I expected to be the subject of much eye-rolling during my children’s formative years but I didn’t think it would start so soon. My boy is only seven but I can already be an embarrassment to him. Yesterday was the kids’ cross-country meet. Hundreds of kids from all over the city running together along the beach of Lake Ontario, then through the park to the finish line. The kids were nervous but I was just hoping I could acclimatize myself to the joyful vision of small children running in time to stop welling up before either of my kids ran past me. Yes, children’s sporting events make me cry (for the record, no, I’m not surprised I’m an embarrassment).
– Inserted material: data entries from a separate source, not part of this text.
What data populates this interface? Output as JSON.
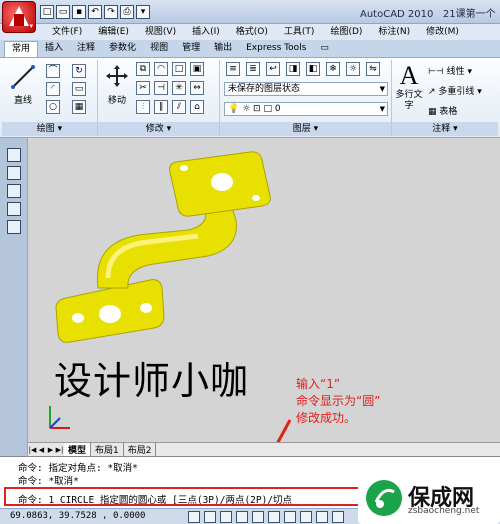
{
  "app": {
    "title": "AutoCAD 2010",
    "file_title": "21课第一个"
  },
  "menubar": [
    "文件(F)",
    "编辑(E)",
    "视图(V)",
    "插入(I)",
    "格式(O)",
    "工具(T)",
    "绘图(D)",
    "标注(N)",
    "修改(M)"
  ],
  "ribbon_tabs": [
    "常用",
    "插入",
    "注释",
    "参数化",
    "视图",
    "管理",
    "输出",
    "Express Tools"
  ],
  "ribbon": {
    "draw": {
      "line_label": "直线",
      "title": "绘图"
    },
    "modify": {
      "move_label": "移动",
      "title": "修改"
    },
    "layers": {
      "state": "未保存的图层状态",
      "current_layer": "0",
      "title": "图层"
    },
    "annotation": {
      "text_label": "多行文字",
      "linear_label": "线性",
      "multileader_label": "多重引线",
      "table_label": "表格",
      "title": "注释"
    }
  },
  "viewport": {
    "overlay_text": "设计师小咖",
    "annotation_lines": [
      "输入“1”",
      "命令显示为“圆”",
      "修改成功。"
    ]
  },
  "layout_tabs": [
    "模型",
    "布局1",
    "布局2"
  ],
  "command": {
    "history": [
      "命令: 指定对角点: *取消*",
      "命令: *取消*"
    ],
    "current": "命令: 1 CIRCLE 指定圆的圆心或 [三点(3P)/两点(2P)/切点"
  },
  "status": {
    "coordinates": "69.0863,   39.7528 , 0.0000"
  },
  "watermark": {
    "brand": "保成网",
    "url": "zsbaocheng.net"
  },
  "colors": {
    "viewport_bg": "#d4d4d4",
    "object_yellow": "#e8e000",
    "highlight_red": "#e0201b"
  }
}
I watched the early races while my kids waited in line for their age groups to run. I stood about 100m from the finish line and cheered as kids ran past, walked past, held hands with their friends and jogged past, lost their shoes and went back for them, or just ambled to the finish line watching the birds. But whenever a kid seemed to run out of steam I’d yell “Keep going! You’re so close! The finish line is just around the corner! You can do it!” And most of them did.
Malli ran his whole race without walking and I managed to cheer him on without weeping which means we both won. Then he came to watch with me while the bigger kids raced. I kept up my enthusiastic cheers and encouraging yells until he pulled on my jacket and rolled his eyes towards the tree line. “Mum…,” he said. “What?” I asked. “You don’t want me to cheer?” He shook his head.
Ok, fine. I stopped yelling quite so much. We still clapped and we still shouted “Go! go! go!” and tried to snap photos whenever we saw kids from his school go by but I toned it down while we waited for Akka’s turn to race.
Then Malli pulled on my sleeve again and pointed, shyly. I looked and saw a little girl in a red shirt slow down to a walk. She looked exhausted. “What?” I said to Malli. “You want me to cheer her on?” He nodded. So I’m embarrassing but I’m not entirely wrong! Is there a name for this stage? Where I can mortify my kids while still being needed?
“Keep going!” I yelled while Malli clapped. “You’re so close! The finish line is just around the corner! You can do it!” She glanced at us. She looked at the trail ahead of her. She narrowed her eyes. And she ran.